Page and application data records
# # # # # # #

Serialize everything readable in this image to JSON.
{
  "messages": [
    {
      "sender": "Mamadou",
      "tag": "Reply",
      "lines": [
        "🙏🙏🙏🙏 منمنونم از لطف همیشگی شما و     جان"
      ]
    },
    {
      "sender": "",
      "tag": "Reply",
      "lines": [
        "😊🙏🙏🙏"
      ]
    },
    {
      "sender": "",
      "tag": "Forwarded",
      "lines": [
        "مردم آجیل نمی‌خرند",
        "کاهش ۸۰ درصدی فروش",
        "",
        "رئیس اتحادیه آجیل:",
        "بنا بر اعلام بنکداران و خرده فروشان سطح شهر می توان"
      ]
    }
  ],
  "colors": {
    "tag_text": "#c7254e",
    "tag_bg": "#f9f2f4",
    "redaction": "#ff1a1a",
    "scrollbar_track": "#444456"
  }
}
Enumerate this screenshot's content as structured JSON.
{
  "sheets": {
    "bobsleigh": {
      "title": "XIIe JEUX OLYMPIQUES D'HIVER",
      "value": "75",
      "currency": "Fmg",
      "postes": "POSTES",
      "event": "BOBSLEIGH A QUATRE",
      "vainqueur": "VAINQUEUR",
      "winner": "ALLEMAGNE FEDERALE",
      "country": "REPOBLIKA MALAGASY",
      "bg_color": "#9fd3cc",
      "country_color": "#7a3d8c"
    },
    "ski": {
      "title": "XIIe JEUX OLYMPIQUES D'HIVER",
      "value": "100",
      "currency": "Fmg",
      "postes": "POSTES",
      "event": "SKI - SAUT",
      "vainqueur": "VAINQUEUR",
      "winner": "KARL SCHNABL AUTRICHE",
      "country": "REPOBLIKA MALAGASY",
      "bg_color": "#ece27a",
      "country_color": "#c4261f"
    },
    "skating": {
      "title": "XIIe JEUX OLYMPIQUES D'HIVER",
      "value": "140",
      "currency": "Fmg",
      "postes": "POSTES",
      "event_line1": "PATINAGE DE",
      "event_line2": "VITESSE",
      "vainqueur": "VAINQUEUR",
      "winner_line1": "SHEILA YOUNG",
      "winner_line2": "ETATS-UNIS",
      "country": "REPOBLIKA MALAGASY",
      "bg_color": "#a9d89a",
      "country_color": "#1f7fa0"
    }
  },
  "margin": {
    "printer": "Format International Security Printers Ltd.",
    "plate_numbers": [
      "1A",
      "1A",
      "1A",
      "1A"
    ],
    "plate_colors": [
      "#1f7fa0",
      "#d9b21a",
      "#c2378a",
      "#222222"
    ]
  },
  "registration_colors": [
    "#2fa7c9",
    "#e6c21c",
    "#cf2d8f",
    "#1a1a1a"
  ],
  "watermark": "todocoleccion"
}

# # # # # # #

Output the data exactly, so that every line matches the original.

Serialize everything readable in this image to JSON.
{
  "messages": [
    {
      "sender": "Mamadou",
      "tag": "Reply",
      "lines": [
        "🙏🙏🙏🙏 منمنونم از لطف همیشگی شما و     جان"
      ]
    },
    {
      "sender": "",
      "tag": "Reply",
      "lines": [
        "😊🙏🙏🙏"
      ]
    },
    {
      "sender": "",
      "tag": "Forwarded",
      "lines": [
        "مردم آجیل نمی‌خرند",
        "کاهش ۸۰ درصدی فروش",
        "",
        "رئیس اتحادیه آجیل:",
        "بنا بر اعلام بنکداران و خرده فروشان سطح شهر می توان"
      ]
    }
  ],
  "colors": {
    "tag_text": "#c7254e",
    "tag_bg": "#f9f2f4",
    "redaction": "#ff1a1a",
    "scrollbar_track": "#444456"
  }
}
Enumerate this screenshot's content as structured JSON.
{
  "sheets": {
    "bobsleigh": {
      "title": "XIIe JEUX OLYMPIQUES D'HIVER",
      "value": "75",
      "currency": "Fmg",
      "postes": "POSTES",
      "event": "BOBSLEIGH A QUATRE",
      "vainqueur": "VAINQUEUR",
      "winner": "ALLEMAGNE FEDERALE",
      "country": "REPOBLIKA MALAGASY",
      "bg_color": "#9fd3cc",
      "country_color": "#7a3d8c"
    },
    "ski": {
      "title": "XIIe JEUX OLYMPIQUES D'HIVER",
      "value": "100",
      "currency": "Fmg",
      "postes": "POSTES",
      "event": "SKI - SAUT",
      "vainqueur": "VAINQUEUR",
      "winner": "KARL SCHNABL AUTRICHE",
      "country": "REPOBLIKA MALAGASY",
      "bg_color": "#ece27a",
      "country_color": "#c4261f"
    },
    "skating": {
      "title": "XIIe JEUX OLYMPIQUES D'HIVER",
      "value": "140",
      "currency": "Fmg",
      "postes": "POSTES",
      "event_line1": "PATINAGE DE",
      "event_line2": "VITESSE",
      "vainqueur": "VAINQUEUR",
      "winner_line1": "SHEILA YOUNG",
      "winner_line2": "ETATS-UNIS",
      "country": "REPOBLIKA MALAGASY",
      "bg_color": "#a9d89a",
      "country_color": "#1f7fa0"
    }
  },
  "margin": {
    "printer": "Format International Security Printers Ltd.",
    "plate_numbers": [
      "1A",
      "1A",
      "1A",
      "1A"
    ],
    "plate_colors": [
      "#1f7fa0",
      "#d9b21a",
      "#c2378a",
      "#222222"
    ]
  },
  "registration_colors": [
    "#2fa7c9",
    "#e6c21c",
    "#cf2d8f",
    "#1a1a1a"
  ],
  "watermark": "todocoleccion"
}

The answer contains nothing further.